Your body has lost its ability to shed heat, and so your core temperature starts creeping up to approach the temperature of the air around you. Let the process go on long enough, and body temperature rises from comfortable 98 to deadly 108.
That is why the temperature isn’t enough to know if the human body can survive. You need to know the “wet-bulb temperature.” The term comes from the bulb of a typical mercury thermometer. If you wrap a thermometer bulb with a piece of wet cloth and put it in a hot room, evaporation off the cloth will lower the temperature reading of the thermometer to a point that is cooler than the room; the bulb is functionally “sweating.” But if you increase the humidity of the room enough, the temperature of the water vapor in the air will reach equilibrium with the water on the wet cloth, at which point evaporation no longer results in heat loss. So the bulb is sweating, but the mercury will continue to rise.
Wet-bulb temperature is similar to heat index in that it captures the combined hit of heat and humidity. But it’s not exactly the same. Heat index attempts to capture what a given combination of heat and humidity “feels like,” and it’s imprecise: A “feels like 113 degrees” could be 90 degrees with a dew point of 72 degrees, or it could be 113 degrees and zero humidity. You’d have to know all of those figures to be able to unpack it—and, importantly, to gauge risk. Wet-bulb temperature, on the other hand, communicates risk precisely. And that risk is growing.
According to the best climate models, large swaths of the United States will experience several weeks of hot wet-bulb temperatures by the middle of this century—that’s in 30 years. “By 2050, parts of the Midwest and Louisiana could see conditions that make it difficult for the human body to cool itself for nearly one out of every 20 days in the year,” ProPublica reported in September. During these periods of deadly heat, shade and hydration won’t save you. Any human without access to reliable air conditioning risks death.
Provisions against deadly wet-bulb temperatures need to be a part of fighting—and preparing for—climate change.
What we know for sure: Growing our cities up, rather than sprawling our suburbs out, is one of the keys to the puzzle. Not only do denser areas have dramatically lower carbon emissions than suburban and rural developments, but it’s less expensive and more efficient to deliver energy and cooling services to people who are close together, as opposed to spread apart.
While NIMBYs rail against shadows from tall buildings, our cities are actually in desperate need of more shadows from trees and tall buildings to reduce urban heat island effects and provide respite from the midday sun—along with, of course, more housing.

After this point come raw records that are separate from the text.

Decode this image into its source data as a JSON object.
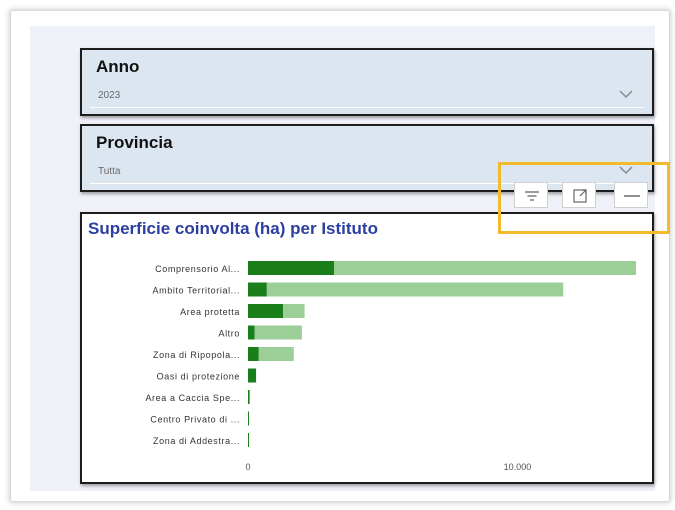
{
  "slicers": {
    "anno": {
      "title": "Anno",
      "value": "2023"
    },
    "provincia": {
      "title": "Provincia",
      "value": "Tutta"
    }
  },
  "toolbar": {
    "filter_icon": "filter-icon",
    "focus_icon": "focus-mode-icon",
    "more_icon": "more-options-icon",
    "highlight_color": "#f2bb2c"
  },
  "colors": {
    "title": "#2c3fa0",
    "bar_dark": "#1a7f1a",
    "bar_light": "#9ccf97",
    "slicer_bg": "#dce6f0"
  },
  "chart_data": {
    "type": "bar",
    "orientation": "horizontal",
    "stacked": true,
    "title": "Superficie coinvolta (ha) per Istituto",
    "categories": [
      "Comprensorio Al...",
      "Ambito Territorial...",
      "Area protetta",
      "Altro",
      "Zona di Ripopola...",
      "Oasi di protezione",
      "Area a Caccia Spe...",
      "Centro Privato di ...",
      "Zona di Addestra..."
    ],
    "series": [
      {
        "values": [
          3200,
          700,
          1300,
          250,
          400,
          300,
          60,
          15,
          15
        ]
      },
      {
        "values": [
          11200,
          11000,
          800,
          1750,
          1300,
          0,
          0,
          0,
          0
        ]
      }
    ],
    "x_ticks": [
      "0",
      "10.000"
    ],
    "xlim": [
      0,
      14400
    ],
    "grid": false,
    "legend": "none"
  }
}
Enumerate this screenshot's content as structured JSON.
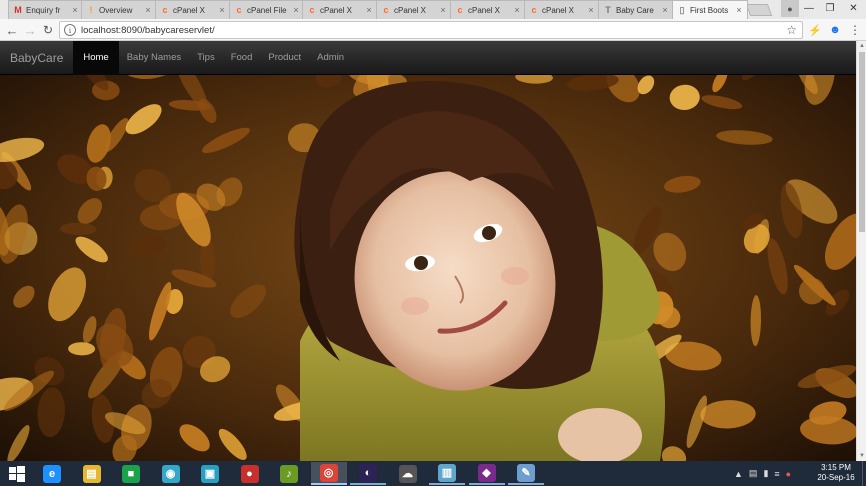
{
  "browser": {
    "tabs": [
      {
        "title": "Enquiry fr",
        "icon": "gmail-icon",
        "glyph": "M",
        "color": "#d93025"
      },
      {
        "title": "Overview",
        "icon": "warning-icon",
        "glyph": "!",
        "color": "#f0a30a"
      },
      {
        "title": "cPanel X",
        "icon": "cpanel-icon",
        "glyph": "c",
        "color": "#ff6c2c"
      },
      {
        "title": "cPanel File",
        "icon": "cpanel-icon",
        "glyph": "c",
        "color": "#ff6c2c"
      },
      {
        "title": "cPanel X",
        "icon": "cpanel-icon",
        "glyph": "c",
        "color": "#ff6c2c"
      },
      {
        "title": "cPanel X",
        "icon": "cpanel-icon",
        "glyph": "c",
        "color": "#ff6c2c"
      },
      {
        "title": "cPanel X",
        "icon": "cpanel-icon",
        "glyph": "c",
        "color": "#ff6c2c"
      },
      {
        "title": "cPanel X",
        "icon": "cpanel-icon",
        "glyph": "c",
        "color": "#ff6c2c"
      },
      {
        "title": "Baby Care",
        "icon": "text-icon",
        "glyph": "T",
        "color": "#777777"
      },
      {
        "title": "First Boots",
        "icon": "page-icon",
        "glyph": "▯",
        "color": "#888888"
      }
    ],
    "active_tab": 9,
    "url": "localhost:8090/babycareservlet/"
  },
  "site": {
    "brand": "BabyCare",
    "nav": [
      "Home",
      "Baby Names",
      "Tips",
      "Food",
      "Product",
      "Admin"
    ],
    "active_nav": 0
  },
  "hero": {
    "subject": "smiling-girl-in-autumn-leaves"
  },
  "taskbar": {
    "apps": [
      {
        "name": "internet-explorer-icon",
        "glyph": "e",
        "color": "#1e90ff",
        "state": ""
      },
      {
        "name": "file-explorer-icon",
        "glyph": "▤",
        "color": "#e8b730",
        "state": ""
      },
      {
        "name": "store-icon",
        "glyph": "■",
        "color": "#1aa34a",
        "state": ""
      },
      {
        "name": "media-icon",
        "glyph": "◉",
        "color": "#35a7c7",
        "state": ""
      },
      {
        "name": "screen-icon",
        "glyph": "▣",
        "color": "#2aa0c0",
        "state": ""
      },
      {
        "name": "record-icon",
        "glyph": "●",
        "color": "#c9302c",
        "state": ""
      },
      {
        "name": "music-player-icon",
        "glyph": "♪",
        "color": "#6b9b23",
        "state": ""
      },
      {
        "name": "chrome-icon",
        "glyph": "◎",
        "color": "#db4437",
        "state": "active"
      },
      {
        "name": "eclipse-icon",
        "glyph": "◐",
        "color": "#2c2255",
        "state": "open"
      },
      {
        "name": "server-icon",
        "glyph": "☁",
        "color": "#555555",
        "state": ""
      },
      {
        "name": "notebook-icon",
        "glyph": "▥",
        "color": "#5fa6c9",
        "state": "open"
      },
      {
        "name": "game-icon",
        "glyph": "◆",
        "color": "#7a2a8a",
        "state": "open"
      },
      {
        "name": "paint-icon",
        "glyph": "✎",
        "color": "#6e9ecf",
        "state": "open"
      }
    ],
    "time": "3:15 PM",
    "date": "20-Sep-16"
  }
}
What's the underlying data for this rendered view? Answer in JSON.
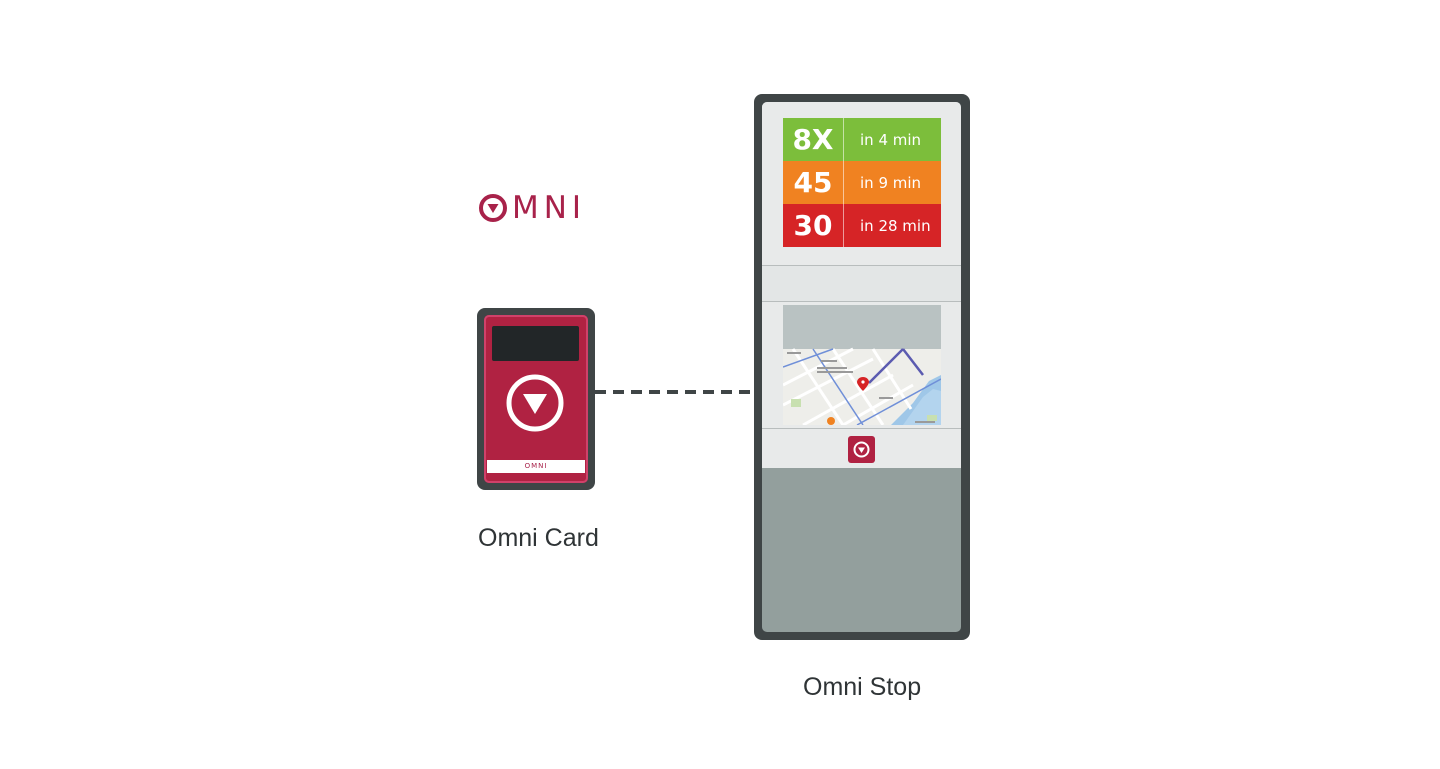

The No. 1 intervention, though, is still to reduce climate pollution, and that means cars and SUVs. Reducing car use and replacing land used by cars with land used by housing, trees, and transit will make cities cooler in the short and long terms. Regardless of what we achieve with clean technology, we have to end our 75-year, failed experiment with energy-intensive sprawl and car culture.
Our ability to survive the heat waves of the future—and present—depends on it.
Future Tense is a partnership of Slate, New America, and Arizona State University that examines emerging technologies, public policy, and society.